──────── Task data ────────

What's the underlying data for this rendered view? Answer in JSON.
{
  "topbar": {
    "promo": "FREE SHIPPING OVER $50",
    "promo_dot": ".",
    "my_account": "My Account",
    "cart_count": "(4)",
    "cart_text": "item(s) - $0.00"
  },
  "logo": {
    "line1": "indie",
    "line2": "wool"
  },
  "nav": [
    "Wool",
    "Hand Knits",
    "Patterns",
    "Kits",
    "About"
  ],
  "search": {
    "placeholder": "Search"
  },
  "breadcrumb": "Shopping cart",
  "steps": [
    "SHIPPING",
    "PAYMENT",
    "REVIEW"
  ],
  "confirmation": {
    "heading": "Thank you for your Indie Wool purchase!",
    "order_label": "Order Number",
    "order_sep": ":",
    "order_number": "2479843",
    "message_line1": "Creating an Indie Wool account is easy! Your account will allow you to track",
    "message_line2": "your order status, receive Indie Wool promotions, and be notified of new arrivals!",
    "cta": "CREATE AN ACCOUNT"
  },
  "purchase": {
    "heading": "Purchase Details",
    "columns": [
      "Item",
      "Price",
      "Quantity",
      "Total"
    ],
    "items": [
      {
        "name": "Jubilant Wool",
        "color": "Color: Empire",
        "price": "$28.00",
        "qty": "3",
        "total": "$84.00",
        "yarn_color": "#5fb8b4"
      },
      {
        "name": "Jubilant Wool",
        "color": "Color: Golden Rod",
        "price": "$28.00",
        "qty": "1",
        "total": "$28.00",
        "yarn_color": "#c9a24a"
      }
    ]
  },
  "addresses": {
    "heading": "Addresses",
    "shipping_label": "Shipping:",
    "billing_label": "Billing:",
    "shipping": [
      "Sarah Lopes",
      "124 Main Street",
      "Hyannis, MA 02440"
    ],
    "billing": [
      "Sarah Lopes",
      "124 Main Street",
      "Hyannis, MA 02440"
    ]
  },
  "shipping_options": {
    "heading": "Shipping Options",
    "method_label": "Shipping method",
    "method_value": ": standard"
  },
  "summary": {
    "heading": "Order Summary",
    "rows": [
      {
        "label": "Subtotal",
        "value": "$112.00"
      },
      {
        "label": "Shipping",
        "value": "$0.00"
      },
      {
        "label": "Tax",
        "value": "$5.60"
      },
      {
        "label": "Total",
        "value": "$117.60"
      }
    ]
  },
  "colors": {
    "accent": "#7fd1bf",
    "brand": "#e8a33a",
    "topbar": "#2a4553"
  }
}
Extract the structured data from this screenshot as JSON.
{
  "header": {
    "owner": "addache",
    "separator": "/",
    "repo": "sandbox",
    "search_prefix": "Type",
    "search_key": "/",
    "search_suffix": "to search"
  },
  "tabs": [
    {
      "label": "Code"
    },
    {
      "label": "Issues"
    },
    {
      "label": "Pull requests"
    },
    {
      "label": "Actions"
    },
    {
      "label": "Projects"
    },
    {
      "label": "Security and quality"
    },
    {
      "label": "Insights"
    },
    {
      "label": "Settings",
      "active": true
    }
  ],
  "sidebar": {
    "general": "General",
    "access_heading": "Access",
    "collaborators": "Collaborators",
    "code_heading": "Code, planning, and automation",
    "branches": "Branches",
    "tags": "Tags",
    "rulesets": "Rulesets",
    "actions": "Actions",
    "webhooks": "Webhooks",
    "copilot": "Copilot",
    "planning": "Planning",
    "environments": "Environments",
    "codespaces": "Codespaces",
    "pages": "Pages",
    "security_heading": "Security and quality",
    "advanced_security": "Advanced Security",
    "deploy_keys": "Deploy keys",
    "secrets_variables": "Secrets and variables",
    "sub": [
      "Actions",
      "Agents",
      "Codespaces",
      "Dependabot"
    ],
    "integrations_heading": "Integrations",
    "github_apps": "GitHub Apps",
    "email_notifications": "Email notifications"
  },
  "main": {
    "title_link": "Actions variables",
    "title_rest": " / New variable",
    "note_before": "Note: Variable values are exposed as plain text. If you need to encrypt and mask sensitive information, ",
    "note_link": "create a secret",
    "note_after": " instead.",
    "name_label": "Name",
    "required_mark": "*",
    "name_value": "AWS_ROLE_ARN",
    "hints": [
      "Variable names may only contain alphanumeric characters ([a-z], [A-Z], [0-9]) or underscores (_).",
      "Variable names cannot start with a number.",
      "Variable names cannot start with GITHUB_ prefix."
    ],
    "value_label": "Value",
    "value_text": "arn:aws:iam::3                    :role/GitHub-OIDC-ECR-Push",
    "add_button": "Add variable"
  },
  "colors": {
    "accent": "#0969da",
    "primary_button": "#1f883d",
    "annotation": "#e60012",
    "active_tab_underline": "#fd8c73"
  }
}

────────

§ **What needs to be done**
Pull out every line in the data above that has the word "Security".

§ **Reply**
      "label": "Security and quality"
    "security_heading": "Security and quality",
    "advanced_security": "Advanced Security",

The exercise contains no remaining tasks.